What is a Slot?

A slot is an area of a computer screen that can display an image, video, or other content. The slots on a computer can be used for a variety of purposes, including advertising, navigation, and user interface. A slot can also be used to store data or code, and can be modified with various software. In addition to being a common part of online games, slots are found on many other types of devices, including mobile phones and televisions.

A person who is addicted to slots may have a number of risk factors, such as cognitive, social, emotional, or biological. These risk factors can make the player vulnerable to addiction and can exacerbate problems with gambling. Moreover, misconceptions about how slot machines work can exacerbate these problems by fueling the belief that a machine is “hot” or “cold” and that playing two or more machines at once increases chances of winning.

While it is true that a slot machine is random, there are ways to increase your odds of winning, especially if you play smartly. You can find the best slot games for your needs, set win and loss limits, and select a game that offers a high RTP (return to player). This will help you maximize your chance of winning.

To play a slot, you need to place your bet and hit the spin button. This will begin the rotation of the digital reels and, if you are lucky enough, you will land matching symbols on a payline and receive a payout. The pay table will show you how to land a winning combination and the payout values of those combinations.

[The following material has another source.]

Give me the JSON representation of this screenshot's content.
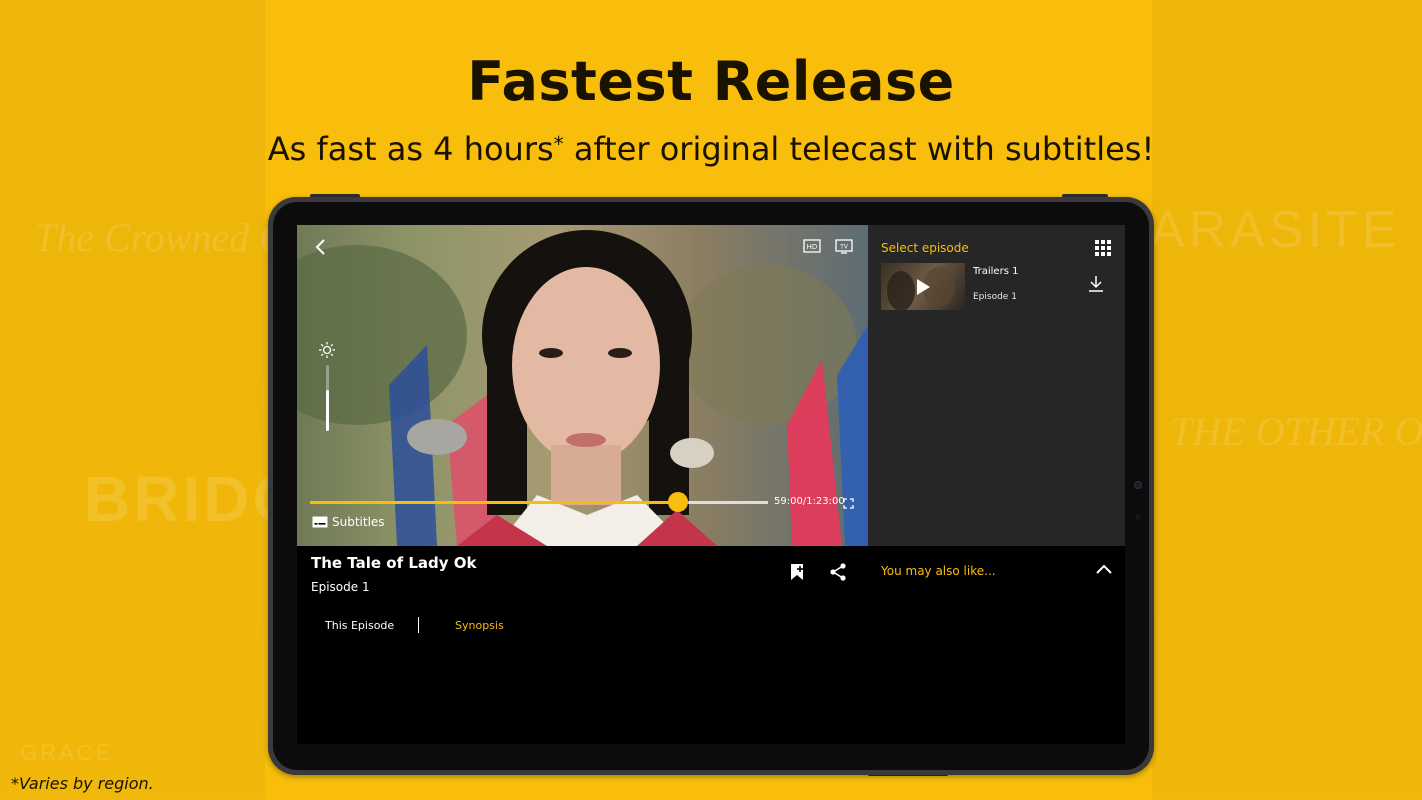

In sports, a slot is a position on the field where a player lines up to receive passes from a quarterback. Slotbacks are usually more agile and faster than fullbacks and running backs, so they can get to the ball more quickly. They are also able to use the waggle, which is a motion before the snap, to draw attention from defensive linemen and get open for a pass.

When it comes to casino gaming, slot is one of the most popular options. It is also easy to understand and doesn’t require the same skill set as other casino games, such as blackjack or poker. However, there are some important things to know before you start playing. The first thing to remember is that slot games are not fair. They are, from a mathematical point of view, ‘negative expectancy’ games, which means that the rewards must be smaller than the risks you take. This is why it is so important to read the pay table of a slot game before you start spinning the reels.